## Exercise goal
Scan the material below and report how many lines include the string "image"; nothing else belongs in the reply.

## Given records
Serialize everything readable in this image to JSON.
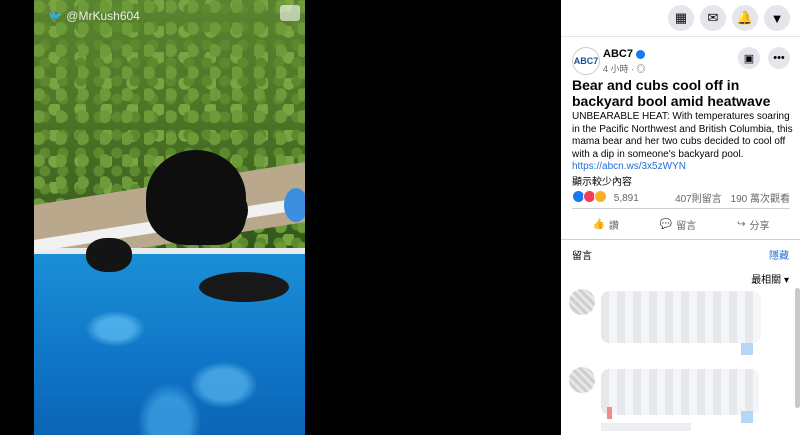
{
  "video": {
    "handle": "@MrKush604"
  },
  "post": {
    "page_name": "ABC7",
    "avatar_text": "ABC7",
    "time": "4 小時 ·",
    "title": "Bear and cubs cool off in backyard bool amid heatwave",
    "body": "UNBEARABLE HEAT: With temperatures soaring in the Pacific Northwest and British Columbia, this mama bear and her two cubs decided to cool off with a dip in someone's backyard pool.",
    "link": "https://abcn.ws/3x5zWYN",
    "show_less": "顯示較少內容",
    "reaction_count": "5,891",
    "comment_count": "407則留言",
    "view_count": "190 萬次觀看",
    "actions": {
      "like": "讚",
      "comment": "留言",
      "share": "分享"
    }
  },
  "comments": {
    "header": "留言",
    "hide": "隱藏",
    "sort": "最相關"
  },
  "colors": {
    "accent": "#1877f2",
    "link": "#216fdb",
    "pool": "#1b8fd6"
  },
  "icons": [
    "twitter-icon",
    "grid-menu-icon",
    "messenger-icon",
    "bell-icon",
    "caret-down-icon",
    "verified-icon",
    "globe-icon",
    "save-icon",
    "more-icon",
    "like-icon",
    "comment-icon",
    "share-icon"
  ]
}
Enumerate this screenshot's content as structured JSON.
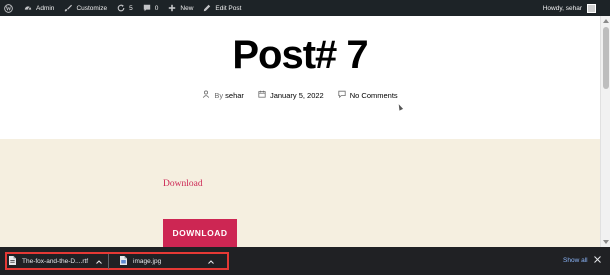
{
  "admin_bar": {
    "admin_label": "Admin",
    "customize_label": "Customize",
    "updates_count": "5",
    "comments_count": "0",
    "new_label": "New",
    "edit_post_label": "Edit Post",
    "howdy_label": "Howdy, sehar",
    "icons": [
      "wordpress-logo-icon",
      "dashboard-icon",
      "customize-brush-icon",
      "updates-icon",
      "comment-icon",
      "plus-icon",
      "pencil-icon"
    ]
  },
  "post": {
    "title": "Post# 7",
    "author_prefix": "By",
    "author": "sehar",
    "date": "January 5, 2022",
    "comments": "No Comments",
    "download_link_text": "Download",
    "download_button_label": "DOWNLOAD"
  },
  "download_shelf": {
    "items": [
      {
        "filename": "The-fox-and-the-D....rtf",
        "icon": "document-icon"
      },
      {
        "filename": "image.jpg",
        "icon": "image-file-icon"
      }
    ],
    "show_all_label": "Show all",
    "highlight_color": "#e53935"
  },
  "colors": {
    "admin_bar_bg": "#1d2327",
    "accent": "#cd2653",
    "beige_bg": "#f5efe0",
    "shelf_bg": "#202124",
    "link_blue": "#8ab4f8"
  }
}
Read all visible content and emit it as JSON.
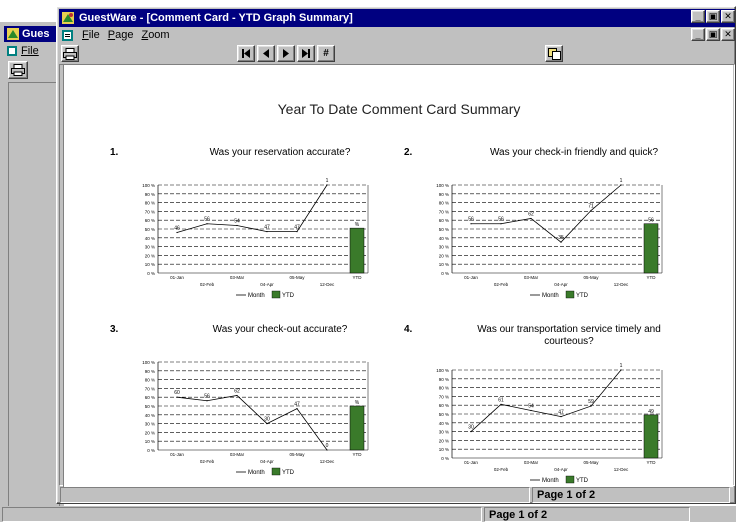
{
  "background_window": {
    "title": "Gues",
    "menu": [
      "File"
    ]
  },
  "window": {
    "title": "GuestWare - [Comment Card - YTD Graph Summary]",
    "controls": [
      "minimize",
      "restore",
      "close"
    ]
  },
  "menu": [
    {
      "label": "File",
      "accel": "F"
    },
    {
      "label": "Page",
      "accel": "P"
    },
    {
      "label": "Zoom",
      "accel": "Z"
    }
  ],
  "toolbar": {
    "print_icon": "printer-icon",
    "nav": [
      {
        "name": "first-page-button",
        "icon": "first-page-icon"
      },
      {
        "name": "previous-page-button",
        "icon": "previous-page-icon"
      },
      {
        "name": "next-page-button",
        "icon": "next-page-icon"
      },
      {
        "name": "last-page-button",
        "icon": "last-page-icon"
      },
      {
        "name": "goto-page-button",
        "icon": "hash-icon"
      }
    ],
    "copy_icon": "copy-icon"
  },
  "report": {
    "title": "Year To Date Comment Card Summary"
  },
  "legend": {
    "month": "Month",
    "ytd": "YTD"
  },
  "colors": {
    "ytd_bar": "#3a7a2a",
    "titlebar": "#000080"
  },
  "chart_data": [
    {
      "type": "line",
      "number": "1.",
      "title": "Was your reservation accurate?",
      "categories": [
        "01-Jan",
        "02-Feb",
        "03-Mar",
        "04-Apr",
        "05-May",
        "12-Dec"
      ],
      "values": [
        46,
        56,
        54,
        47,
        47,
        100
      ],
      "labels": [
        "46",
        "56",
        "54",
        "47",
        "47",
        "1"
      ],
      "ytd": {
        "category": "YTD",
        "value": 51,
        "label": "%"
      },
      "y_ticks": [
        "0 %",
        "10 %",
        "20 %",
        "30 %",
        "40 %",
        "50 %",
        "60 %",
        "70 %",
        "80 %",
        "90 %",
        "100 %"
      ],
      "ylim": [
        0,
        100
      ],
      "grid": true
    },
    {
      "type": "line",
      "number": "2.",
      "title": "Was your check-in friendly and quick?",
      "categories": [
        "01-Jan",
        "02-Feb",
        "03-Mar",
        "04-Apr",
        "05-May",
        "12-Dec"
      ],
      "values": [
        56,
        56,
        62,
        35,
        71,
        100
      ],
      "labels": [
        "56",
        "56",
        "62",
        "35",
        "71",
        "1"
      ],
      "ytd": {
        "category": "YTD",
        "value": 56,
        "label": "56"
      },
      "y_ticks": [
        "0 %",
        "10 %",
        "20 %",
        "30 %",
        "40 %",
        "50 %",
        "60 %",
        "70 %",
        "80 %",
        "90 %",
        "100 %"
      ],
      "ylim": [
        0,
        100
      ],
      "grid": true
    },
    {
      "type": "line",
      "number": "3.",
      "title": "Was your check-out accurate?",
      "categories": [
        "01-Jan",
        "02-Feb",
        "03-Mar",
        "04-Apr",
        "05-May",
        "12-Dec"
      ],
      "values": [
        60,
        56,
        62,
        30,
        47,
        0
      ],
      "labels": [
        "60",
        "56",
        "62",
        "30",
        "47",
        "0"
      ],
      "ytd": {
        "category": "YTD",
        "value": 50,
        "label": "%"
      },
      "y_ticks": [
        "0 %",
        "10 %",
        "20 %",
        "30 %",
        "40 %",
        "50 %",
        "60 %",
        "70 %",
        "80 %",
        "90 %",
        "100 %"
      ],
      "ylim": [
        0,
        100
      ],
      "grid": true
    },
    {
      "type": "line",
      "number": "4.",
      "title": "Was our transportation service timely and courteous?",
      "categories": [
        "01-Jan",
        "02-Feb",
        "03-Mar",
        "04-Apr",
        "05-May",
        "12-Dec"
      ],
      "values": [
        30,
        61,
        54,
        47,
        59,
        100
      ],
      "labels": [
        "30",
        "61",
        "54",
        "47",
        "59",
        "1"
      ],
      "ytd": {
        "category": "YTD",
        "value": 49,
        "label": "49"
      },
      "y_ticks": [
        "0 %",
        "10 %",
        "20 %",
        "30 %",
        "40 %",
        "50 %",
        "60 %",
        "70 %",
        "80 %",
        "90 %",
        "100 %"
      ],
      "ylim": [
        0,
        100
      ],
      "grid": true
    }
  ],
  "status": {
    "page_indicator": "Page 1 of 2",
    "outer_page_indicator": "Page 1 of 2"
  }
}
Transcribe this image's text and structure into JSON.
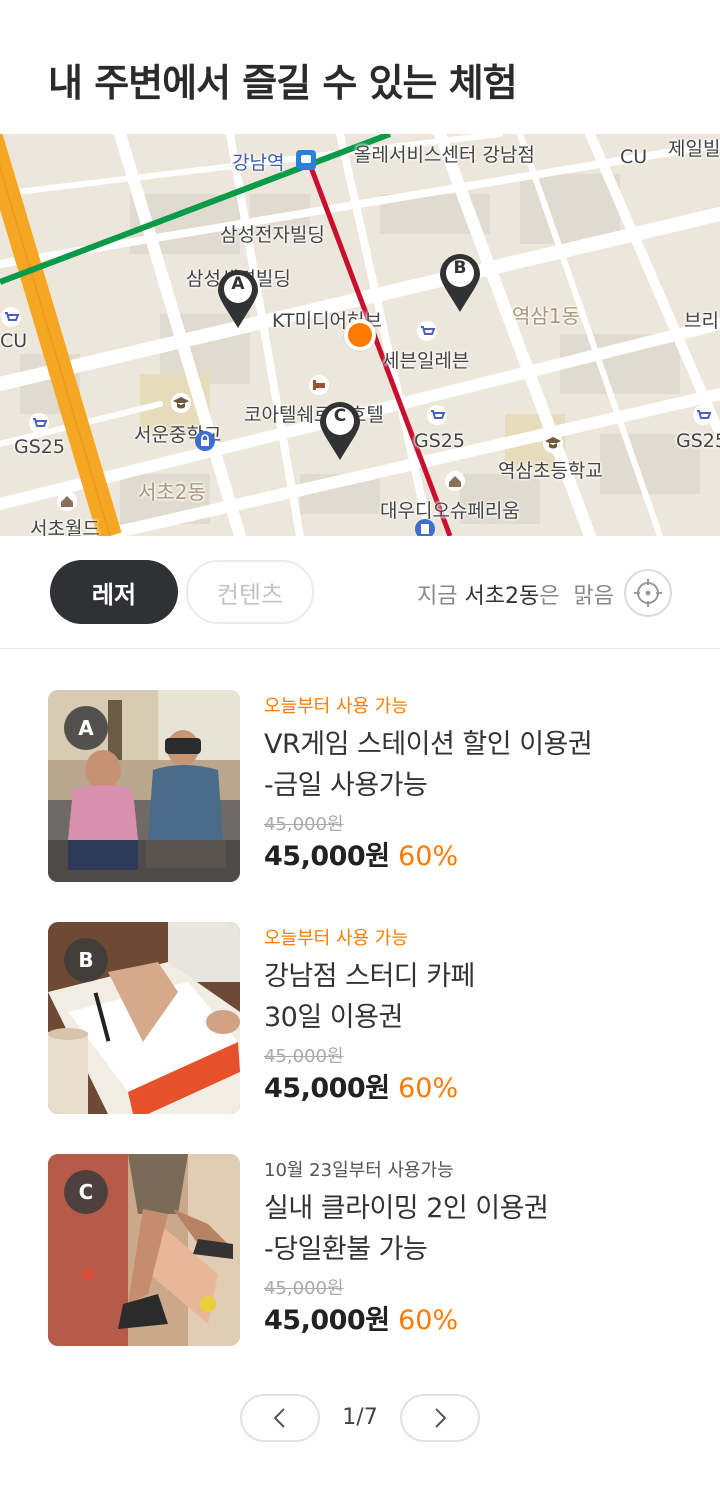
{
  "header": {
    "title": "내 주변에서 즐길 수 있는 체험"
  },
  "map": {
    "labels": {
      "gangnam_station": "강남역",
      "olleh": "올레서비스센터 강남점",
      "cu_top": "CU",
      "jeil": "제일빌",
      "samsung_electronics": "삼성전자빌딩",
      "samsung_life": "삼성생명빌딩",
      "kt_media": "KT미디어허브",
      "yeoksam1": "역삼1동",
      "bri": "브리",
      "cu_left": "CU",
      "seven_eleven": "세븐일레븐",
      "coatel": "코아텔쉐르빌호텔",
      "seoun_school": "서운중학교",
      "gs25_left": "GS25",
      "gs25_mid": "GS25",
      "gs25_right": "GS25",
      "yeoksam_school": "역삼초등학교",
      "seocho2": "서초2동",
      "daewoo": "대우디오슈페리움",
      "seocho_world": "서초월드"
    },
    "pins": [
      "A",
      "B",
      "C"
    ]
  },
  "filters": {
    "categories": [
      {
        "label": "레저",
        "active": true
      },
      {
        "label": "컨텐츠",
        "active": false
      }
    ],
    "weather": {
      "prefix": "지금",
      "location": "서초2동",
      "suffix": "은",
      "condition": "맑음"
    }
  },
  "products": [
    {
      "badge": "A",
      "availability": "오늘부터 사용 가능",
      "name_line1": "VR게임 스테이션 할인 이용권",
      "name_line2": "-금일 사용가능",
      "original_price": "45,000원",
      "price": "45,000원",
      "discount": "60%"
    },
    {
      "badge": "B",
      "availability": "오늘부터 사용 가능",
      "name_line1": "강남점 스터디 카페",
      "name_line2": "30일 이용권",
      "original_price": "45,000원",
      "price": "45,000원",
      "discount": "60%"
    },
    {
      "badge": "C",
      "availability": "10월 23일부터 사용가능",
      "name_line1": "실내 클라이밍 2인 이용권",
      "name_line2": "-당일환불 가능",
      "original_price": "45,000원",
      "price": "45,000원",
      "discount": "60%"
    }
  ],
  "pagination": {
    "current": "1/7"
  },
  "colors": {
    "accent": "#ff7a00",
    "dark": "#2f3135",
    "subway_green": "#0a9a4a",
    "subway_red": "#c8102e",
    "road_orange": "#f5a623"
  }
}
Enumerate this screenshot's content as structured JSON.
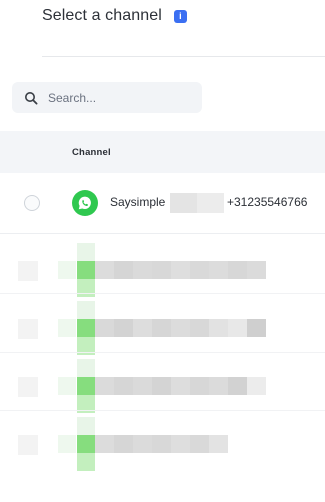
{
  "header": {
    "title": "Select a channel",
    "info_icon": "info-icon"
  },
  "search": {
    "placeholder": "Search...",
    "icon": "search-icon"
  },
  "table": {
    "columns": [
      "Channel"
    ],
    "rows": [
      {
        "name": "Saysimple",
        "phone": "+31235546766",
        "icon": "whatsapp-icon"
      }
    ]
  },
  "colors": {
    "accent": "#3b6ff2",
    "whatsapp": "#2fc84f",
    "header_bg": "#f3f5f8"
  }
}
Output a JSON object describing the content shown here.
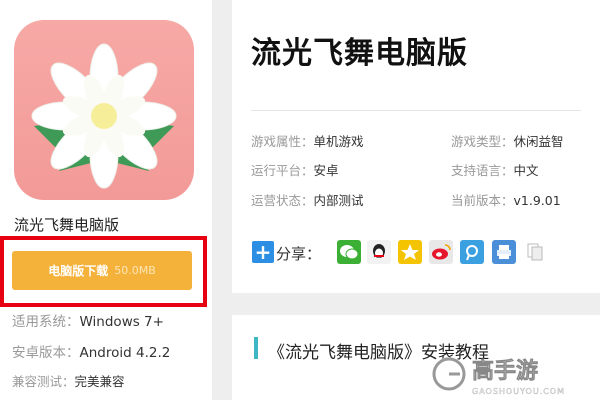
{
  "app": {
    "name": "流光飞舞电脑版",
    "download_label": "电脑版下载",
    "download_size": "50.0MB"
  },
  "info_rows": [
    {
      "key": "适用系统：",
      "value": "Windows 7+"
    },
    {
      "key": "安卓版本：",
      "value": "Android 4.2.2"
    },
    {
      "key": "兼容测试：",
      "value": "完美兼容"
    }
  ],
  "detail": {
    "title": "流光飞舞电脑版",
    "attrs": [
      {
        "key": "游戏属性：",
        "value": "单机游戏"
      },
      {
        "key": "游戏类型：",
        "value": "休闲益智"
      },
      {
        "key": "运行平台：",
        "value": "安卓"
      },
      {
        "key": "支持语言：",
        "value": "中文"
      },
      {
        "key": "运营状态：",
        "value": "内部测试"
      },
      {
        "key": "当前版本：",
        "value": "v1.9.01"
      }
    ],
    "share_label": "分享："
  },
  "share_icons": [
    {
      "name": "wechat-icon",
      "color": "#3cb034"
    },
    {
      "name": "qq-icon",
      "color": "#f2f2f2"
    },
    {
      "name": "qzone-icon",
      "color": "#f5c400"
    },
    {
      "name": "weibo-icon",
      "color": "#e8e8e8"
    },
    {
      "name": "tencent-weibo-icon",
      "color": "#3aa0e0"
    },
    {
      "name": "print-icon",
      "color": "#4a8fd8"
    },
    {
      "name": "copy-icon",
      "color": "#dddddd"
    }
  ],
  "guide": {
    "title": "《流光飞舞电脑版》安装教程"
  },
  "watermark": {
    "brand": "高手游",
    "url": "GAOSHOUYOU.COM"
  }
}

## Result below
4